 Dan Gaibel playing guitar


Dan Gaibel, LRC IT manager, dies at 45

Daniel Gaibel, information technology manager for the Language Resource Center (LRC) for 18 years, died March 30 of metastatic melanoma. He was 45.

“His love for people, cultures, technology, and music was evident in everything he did. We will miss him dearly,” said Angelika Kraemer, LRC director. She noted that according to Gaibel, "fortune favors the bold" and the glass was always full. 

 Artist's rendition of TESS against a backdrop of stars


The hunt is on for closest Earth-like planets

A team of astronomers has created a catalog with the 1,822 stars that can be observed by NASA’s new Transiting Exoplanet Survey Satellite (TESS), most likely to host Earth-like planets.
 A map of Venice created about 1650


Podcast examines the waterways of Venice

A new episode of the “What Makes Us Human” podcast series featuring Comparative Literature professor William J. Kennedy explains the influence of water on European Renaissance culture.
 Judith Cohen


Holocaust Memorial Museum curator to visit Ithaca

Historian Judith Cohen, Chief Acquisitions Curator of the United States Holocaust Memorial Museum (USHMM) in Washington DC, will visit Ithaca March 24-25. The visit is hosted by the Ithaca Descendants of Holocaust Survivors and co-sponsored by Cornell’s Jewish Studies Program in the College of Arts and Sciences. Additional sponsors include Ithaca College Jewish Studies and the Ithaca Area United Jewish Community.
 Panelists in a row


AAAS panel examines field of science communication

Women make up the majority of the field of science communications (in some Cornell courses in the field, up to 90 percent), but until it became a professional field practitioners were more often male. “Science communication is now lower status, lower paid and has all the ghettoizing characteristics of other gendered professions,” said Professor Bruce Lewenstein at the recent Association for the Advancement of Science (AAAS) Conference in Washington, D.C.

 Emperor Nero reclining on a couch during a festival


'Ten Caesars' offers lessons from history's great leaders

Stepping into the shoes of a god isn’t easy, as historian Barry Strauss makes clear in a new book that traces the biographies of 10 of the men who succeeded Julius Caesar.
 Illustration of a man with a bindle stick


Freedom on the Move launches database of fugitives from American slavery

This public crowdsourcing project is helping to digitize tens of thousands of advertisements placed by enslavers who wanted to recapture self-liberating Africans and African-Americans.
 Bust of Caesar's head


Caesar’s death and life in Antiquitas podcast

The second season of the Antiquitas: Leaders and Legends of the Ancient World podcast, “The Death of Caesar,” launches Feb. 11, in a new collaboration with the Cornell Broadcast Studios.
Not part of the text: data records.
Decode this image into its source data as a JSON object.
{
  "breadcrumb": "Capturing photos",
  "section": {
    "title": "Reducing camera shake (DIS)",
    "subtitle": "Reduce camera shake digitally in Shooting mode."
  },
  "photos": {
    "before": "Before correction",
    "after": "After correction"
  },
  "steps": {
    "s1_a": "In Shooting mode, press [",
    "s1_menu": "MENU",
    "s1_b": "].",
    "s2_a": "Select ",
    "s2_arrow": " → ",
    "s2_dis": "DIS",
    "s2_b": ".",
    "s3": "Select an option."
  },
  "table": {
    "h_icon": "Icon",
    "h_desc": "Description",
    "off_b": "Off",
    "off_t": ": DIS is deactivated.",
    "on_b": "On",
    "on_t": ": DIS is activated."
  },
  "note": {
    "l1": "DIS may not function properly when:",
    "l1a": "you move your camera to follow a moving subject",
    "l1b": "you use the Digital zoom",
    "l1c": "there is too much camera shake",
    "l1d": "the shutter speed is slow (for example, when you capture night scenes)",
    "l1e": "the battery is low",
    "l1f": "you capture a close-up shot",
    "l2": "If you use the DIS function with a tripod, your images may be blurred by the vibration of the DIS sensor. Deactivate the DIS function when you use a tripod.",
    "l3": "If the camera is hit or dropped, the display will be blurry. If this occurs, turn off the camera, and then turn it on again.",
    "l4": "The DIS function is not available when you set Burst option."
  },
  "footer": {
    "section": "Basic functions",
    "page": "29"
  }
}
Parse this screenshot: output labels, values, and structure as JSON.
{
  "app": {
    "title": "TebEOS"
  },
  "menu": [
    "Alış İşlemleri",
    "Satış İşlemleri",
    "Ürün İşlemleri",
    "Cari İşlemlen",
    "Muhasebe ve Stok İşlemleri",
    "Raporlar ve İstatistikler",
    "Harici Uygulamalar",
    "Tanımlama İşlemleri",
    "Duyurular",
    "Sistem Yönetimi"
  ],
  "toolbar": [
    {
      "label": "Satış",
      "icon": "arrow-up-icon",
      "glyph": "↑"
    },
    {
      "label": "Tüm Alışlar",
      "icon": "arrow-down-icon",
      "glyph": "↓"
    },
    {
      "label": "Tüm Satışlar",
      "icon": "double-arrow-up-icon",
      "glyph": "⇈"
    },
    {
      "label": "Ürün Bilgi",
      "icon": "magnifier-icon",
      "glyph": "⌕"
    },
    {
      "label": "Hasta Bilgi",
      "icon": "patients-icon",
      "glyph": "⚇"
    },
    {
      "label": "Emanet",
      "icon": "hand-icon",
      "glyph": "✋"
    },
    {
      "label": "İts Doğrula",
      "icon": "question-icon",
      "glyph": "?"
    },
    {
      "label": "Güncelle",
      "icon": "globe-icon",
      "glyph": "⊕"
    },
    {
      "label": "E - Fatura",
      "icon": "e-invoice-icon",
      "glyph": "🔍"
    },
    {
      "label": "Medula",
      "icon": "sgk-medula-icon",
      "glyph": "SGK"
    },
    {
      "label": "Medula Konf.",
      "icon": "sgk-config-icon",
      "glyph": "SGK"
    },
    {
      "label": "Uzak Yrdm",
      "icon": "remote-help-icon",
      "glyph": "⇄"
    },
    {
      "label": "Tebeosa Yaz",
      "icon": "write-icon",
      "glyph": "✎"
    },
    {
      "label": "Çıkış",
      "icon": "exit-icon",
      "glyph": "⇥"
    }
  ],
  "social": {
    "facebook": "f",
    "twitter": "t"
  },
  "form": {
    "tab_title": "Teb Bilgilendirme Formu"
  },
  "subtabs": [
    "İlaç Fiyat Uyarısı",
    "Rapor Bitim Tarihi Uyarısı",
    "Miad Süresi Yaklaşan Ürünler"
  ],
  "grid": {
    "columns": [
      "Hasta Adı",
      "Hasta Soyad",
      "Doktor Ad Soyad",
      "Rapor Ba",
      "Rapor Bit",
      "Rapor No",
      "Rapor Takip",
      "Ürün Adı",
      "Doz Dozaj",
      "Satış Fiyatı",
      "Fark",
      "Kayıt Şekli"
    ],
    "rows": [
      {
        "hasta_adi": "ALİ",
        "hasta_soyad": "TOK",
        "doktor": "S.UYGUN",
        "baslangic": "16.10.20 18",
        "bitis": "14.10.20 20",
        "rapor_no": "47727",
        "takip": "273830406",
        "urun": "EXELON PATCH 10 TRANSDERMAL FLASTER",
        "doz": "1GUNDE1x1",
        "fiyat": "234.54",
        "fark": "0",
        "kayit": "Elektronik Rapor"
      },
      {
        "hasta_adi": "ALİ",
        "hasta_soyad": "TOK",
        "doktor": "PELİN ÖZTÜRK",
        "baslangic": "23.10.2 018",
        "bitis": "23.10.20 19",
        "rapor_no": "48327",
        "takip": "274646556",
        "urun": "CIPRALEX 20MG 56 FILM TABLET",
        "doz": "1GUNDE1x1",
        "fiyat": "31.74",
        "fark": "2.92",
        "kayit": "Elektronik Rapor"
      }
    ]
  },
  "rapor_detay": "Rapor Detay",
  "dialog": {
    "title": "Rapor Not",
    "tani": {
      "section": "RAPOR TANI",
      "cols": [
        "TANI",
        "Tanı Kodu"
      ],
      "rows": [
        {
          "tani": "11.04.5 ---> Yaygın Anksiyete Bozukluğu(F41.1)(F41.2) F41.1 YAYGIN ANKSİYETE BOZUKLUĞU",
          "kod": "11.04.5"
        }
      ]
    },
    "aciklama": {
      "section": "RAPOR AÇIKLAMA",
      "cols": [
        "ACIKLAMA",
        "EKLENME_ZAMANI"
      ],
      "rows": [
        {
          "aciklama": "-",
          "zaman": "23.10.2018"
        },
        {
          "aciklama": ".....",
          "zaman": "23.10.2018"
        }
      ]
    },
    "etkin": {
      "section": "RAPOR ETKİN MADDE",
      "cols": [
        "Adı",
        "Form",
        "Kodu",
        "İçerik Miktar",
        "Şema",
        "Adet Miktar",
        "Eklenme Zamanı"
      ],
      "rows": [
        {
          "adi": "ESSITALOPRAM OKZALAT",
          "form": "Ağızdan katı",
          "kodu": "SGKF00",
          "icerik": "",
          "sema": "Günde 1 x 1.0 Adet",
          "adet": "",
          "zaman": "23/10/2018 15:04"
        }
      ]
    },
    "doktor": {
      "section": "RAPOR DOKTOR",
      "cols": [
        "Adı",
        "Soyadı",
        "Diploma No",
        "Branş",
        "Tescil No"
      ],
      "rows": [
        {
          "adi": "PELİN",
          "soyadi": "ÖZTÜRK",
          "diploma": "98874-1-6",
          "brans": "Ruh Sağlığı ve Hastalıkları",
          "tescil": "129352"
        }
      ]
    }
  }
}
The season will feature interviews with experts who will illuminate the life and death of one of history’s most famous leaders.

 Doctoral candidate Jack Madden


Study probes effect of virtual reality on learning

The simulation, “Learning Moon Phases in Virtual Reality,” is part of a multi-phase research study to determine whether the compelling, immersive nature of virtual reality (VR) provides a better learning outcome than conventional hands-on activities. The study – which found no significant difference among hands-on, computer simulation or VR learning – is one of the first to look at the impacts of VR on learning.
 Man with a tattoo on top of a tanker truck with the image of the sky reflected off the metal


Mellon-funded Rural Humanities initiative launches

A new project will leverage Cornell’s position in central New York to reinvigorate thinking about and engagement with rural communities and landscapes.
 zebra finches


Psychologists solve mystery of songbird learning

Animal models give us insight into how humans learn language, but it turns out a favorite research model has been entirely misunderstood.
 Woman listening to music on her iphone


Streaming chill vibes? Spotify data says the season is the reason

Are you a night owl? Do you live in the north? New research finds our music choices are influenced by time of day, season, and even gender.


Scientists tackle breeding challenges of land mine-finding rats

Thousands of people – many of them children – are hurt or killed by land mines each year, so finding these devices before they explode is critical.